In those eight words Thomas Jefferson expressed the crucial difference of the United States in relation to all that had gone before:
As a result of this nation’s Natural Law heritage, affirmatively stated in the Declaration of Independence where the secular “Laws of Nature” and the Divine Natural Law “of Nature’s God” are compatible, our Constitution specifically recognizes the existence of rights not listed in the Constitution or rights that exist outside the written positive law.
It is therefore the Declaration that provides the organizing philosophy for the United States government, its legal legitimacy and constraints upon is actions.
All this and more is in Shestokas’ work, Creating the Declaration of Independence. You can follow David Shestokas on Twitter @shestokas and join his Facebook group: Dave Shestokas on the Constitution.
Prior to the talk, Veronica Harrison, marketing director at The Heartland Institute, welcomed attendees, drawing special attention to Heartland Picnic of Freedom open to the public on Saturday, September 9th from 3:00 p.m. to 7:00 p.m. at Heartland Headquarter to welcome Heartland’s new president, Dr. Tim Huelskamp to Arlington Heights. Dr. Huelskamp was chosen to succeed Heartland’s long-time president Joseph Bast, who co-founded the organization in 1984. Bast plans to remain at Heartland as CEO until sometime in 2018. There will be free music, refreshments, and hamburgers and brats on the grill for all to enjoy.

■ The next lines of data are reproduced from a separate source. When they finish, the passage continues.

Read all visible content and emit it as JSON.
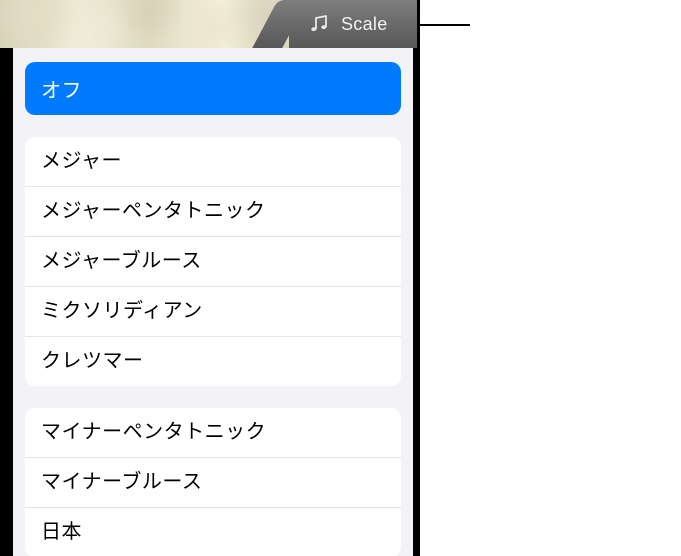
{
  "header": {
    "scale_label": "Scale",
    "icon_name": "notes-icon"
  },
  "selected": {
    "label": "オフ"
  },
  "group1": {
    "items": [
      {
        "label": "メジャー"
      },
      {
        "label": "メジャーペンタトニック"
      },
      {
        "label": "メジャーブルース"
      },
      {
        "label": "ミクソリディアン"
      },
      {
        "label": "クレツマー"
      }
    ]
  },
  "group2": {
    "items": [
      {
        "label": "マイナーペンタトニック"
      },
      {
        "label": "マイナーブルース"
      },
      {
        "label": "日本"
      }
    ]
  }
}
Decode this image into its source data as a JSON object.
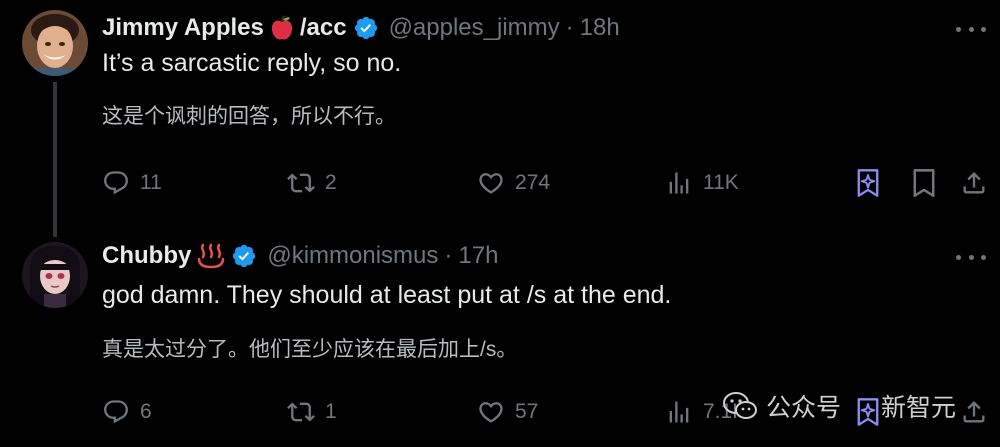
{
  "tweets": [
    {
      "author_name": "Jimmy Apples",
      "name_emoji": "🍎",
      "name_suffix": "/acc",
      "handle": "@apples_jimmy",
      "time": "18h",
      "text": "It’s a sarcastic reply, so no.",
      "translation": "这是个讽刺的回答，所以不行。",
      "replies": "11",
      "reposts": "2",
      "likes": "274",
      "views": "11K",
      "avatar_bg": "#8a5a3c"
    },
    {
      "author_name": "Chubby",
      "name_emoji": "♨️",
      "handle": "@kimmonismus",
      "time": "17h",
      "text": "god damn. They should at least put at /s at the end.",
      "translation": "真是太过分了。他们至少应该在最后加上/s。",
      "replies": "6",
      "reposts": "1",
      "likes": "57",
      "views": "7.1K",
      "avatar_bg": "#2a1c2a"
    }
  ],
  "colors": {
    "background": "#000000",
    "text": "#e7e9ea",
    "muted": "#71767b",
    "verified": "#1d9bf0",
    "grok": "#8f8cf5",
    "divider": "#333639"
  },
  "watermark": {
    "icon": "wechat-icon",
    "text": "公众号",
    "brand": "新智元"
  }
}
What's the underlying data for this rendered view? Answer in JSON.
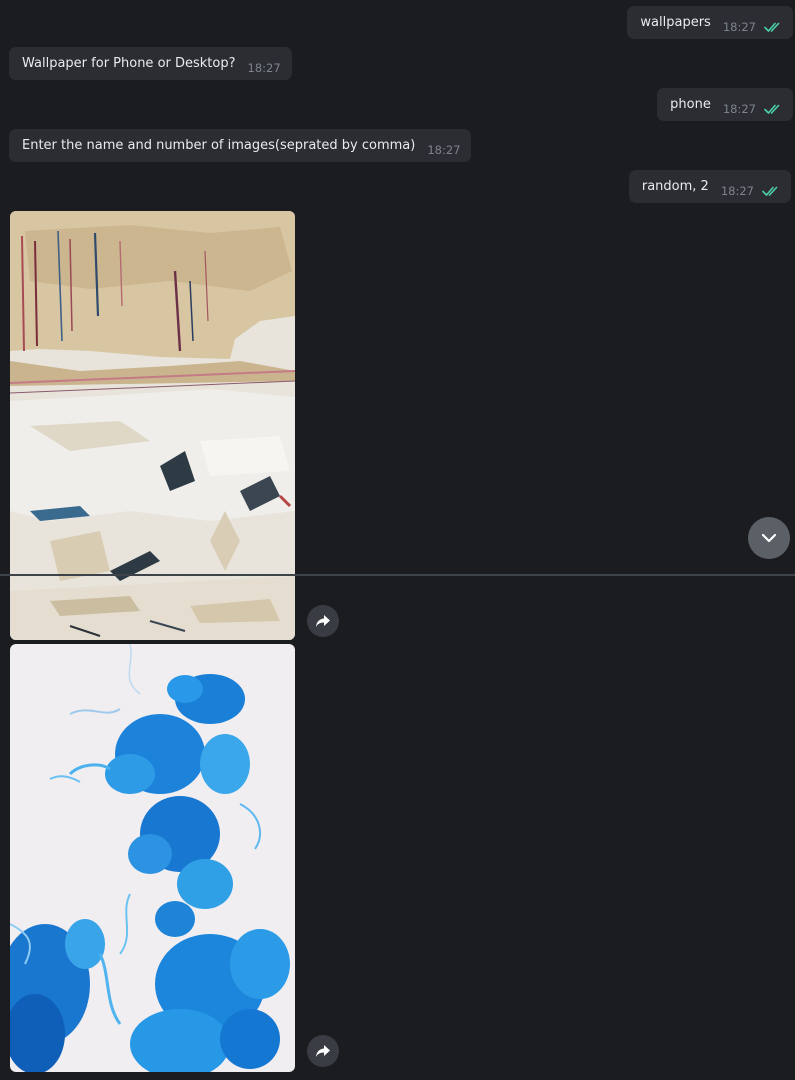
{
  "messages": [
    {
      "direction": "out",
      "text": "wallpapers",
      "time": "18:27",
      "status": "read"
    },
    {
      "direction": "in",
      "text": "Wallpaper for Phone or Desktop?",
      "time": "18:27"
    },
    {
      "direction": "out",
      "text": "phone",
      "time": "18:27",
      "status": "read"
    },
    {
      "direction": "in",
      "text": "Enter the name and number of images(seprated by comma)",
      "time": "18:27"
    },
    {
      "direction": "out",
      "text": "random, 2",
      "time": "18:27",
      "status": "read"
    }
  ],
  "photos": [
    {
      "subject": "textured cream and white oil paint strokes with red and blue streaks"
    },
    {
      "subject": "blue ink swirling in water on white background"
    }
  ],
  "icons": {
    "read_check": "double-check-icon",
    "share": "share-arrow-icon",
    "scroll_down": "chevron-down-icon"
  },
  "colors": {
    "background": "#1b1c20",
    "bubble": "#2b2d33",
    "text": "#e9ebee",
    "time": "#7d838c",
    "read_check": "#4cd1a6"
  }
}
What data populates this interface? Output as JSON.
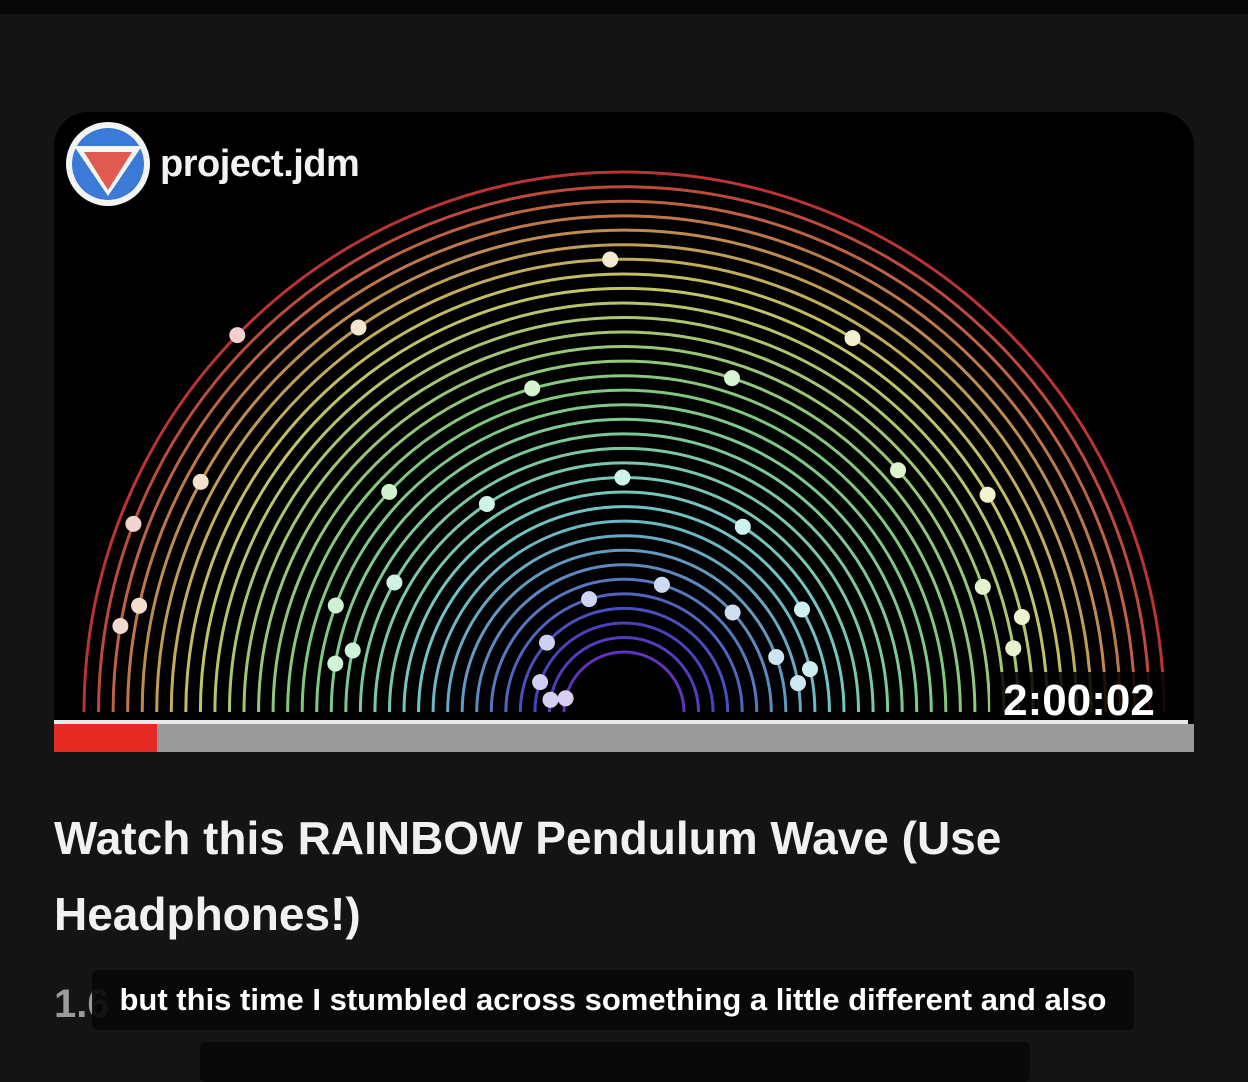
{
  "video": {
    "channel_name": "project.jdm",
    "channel_logo_icon": "inverted-triangle-logo-icon",
    "duration": "2:00:02",
    "watched_fraction": 0.09,
    "title": "Watch this RAINBOW Pendulum Wave (Use Headphones!)",
    "views_partial": "1.6"
  },
  "captions": {
    "line1": "but this time I stumbled across something a little different and also"
  },
  "colors": {
    "progress": "#e52a24",
    "background": "#141414"
  }
}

More on Jefferson’s influence on the United States is recounted in this article.
[Originally Published at Illinois Review]